Chief Black Hawk’s Surrender Speech of 1832
I fought hard. But your guns were well aimed. The bullets flew like birds in the air, and whizzed by our ears like the wind through the trees in the winter. My warriors fell around me. The sun rose dim on us in the morning, and at night it sunk in a dark cloud, and looked like a ball of fire. That was the last sun that shone on Black Hawk. He is now a prisoner to the white men. He has done nothing for which an Indian ought to be ashamed. He has fought for his countrymen, the squaws and papooses, against white men, who came year after year, to cheat them and take away their lands. You know the cause of our making war. It is known to all white men. They ought to be ashamed of it. Indians are not deceitful. The white men speak bad of the Indian and look at him spitefully. But the Indian does not tell lies. Indians do not steal.

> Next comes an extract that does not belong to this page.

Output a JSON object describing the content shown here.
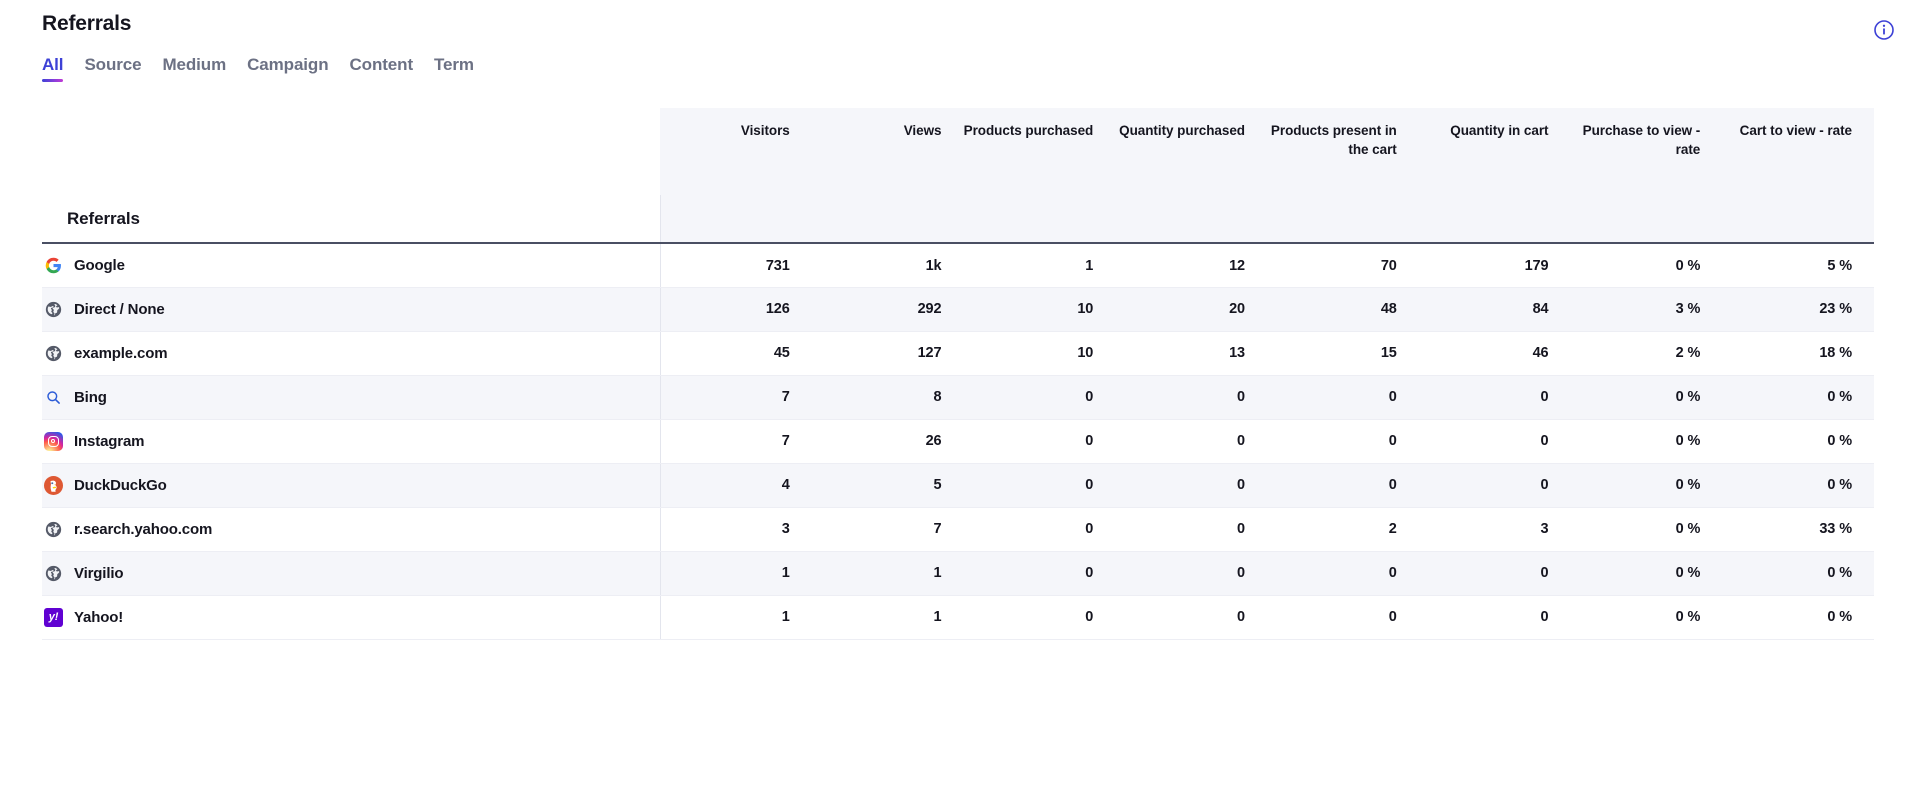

An Indian who is bad as the white men could not live in our nation; he would be put to death, and eaten up by the wolves. The white men are bad schoolmasters; they carry false books, and deal in false actions; they smile in the face of the poor Indian to cheat him; they shake them by their hands to gain their confidence, to make them drunk, to deceive them, and ruin our wives. We told them to leave us alone, and keep away from us; they followed us, and beset our paths, and they coiled themselves among us, like the snake. They poisoned us by their touch. We were not safe. We lived in danger. We were becoming look them, hypocrites and liars, adulterous lazy drones, all talkers and no workers. The white men do not scalp the head; but they do worse―they poison the heart.
We looked up to the Great Spirit. We went to our great father. We were encouraged. His great council gave us fair words and big promises; but we got no satisfaction. Things were growing worse. There were no deer in the forest. The opossum and beaver were fled; the springs were drying up, and our squaws and papooses without victuals to keep them from starving; we called a great council, and built a large fire. The spirit of our fathers arose and spoke to us to avenge our wrongs or die. We all spoke before the council fire. It was warm and pleasant. We set up the war-whoop, and sharpened the tomahawk; our knives were ready, and the heart of Black-hawk swelled high in his bosom, when he led his warriors to battle. He is satisfied. He will go to the world of spirits contented. He has done his duty. His father will meet him there, and commend him.
Farewell, my nation! Farewell to Black Hawk.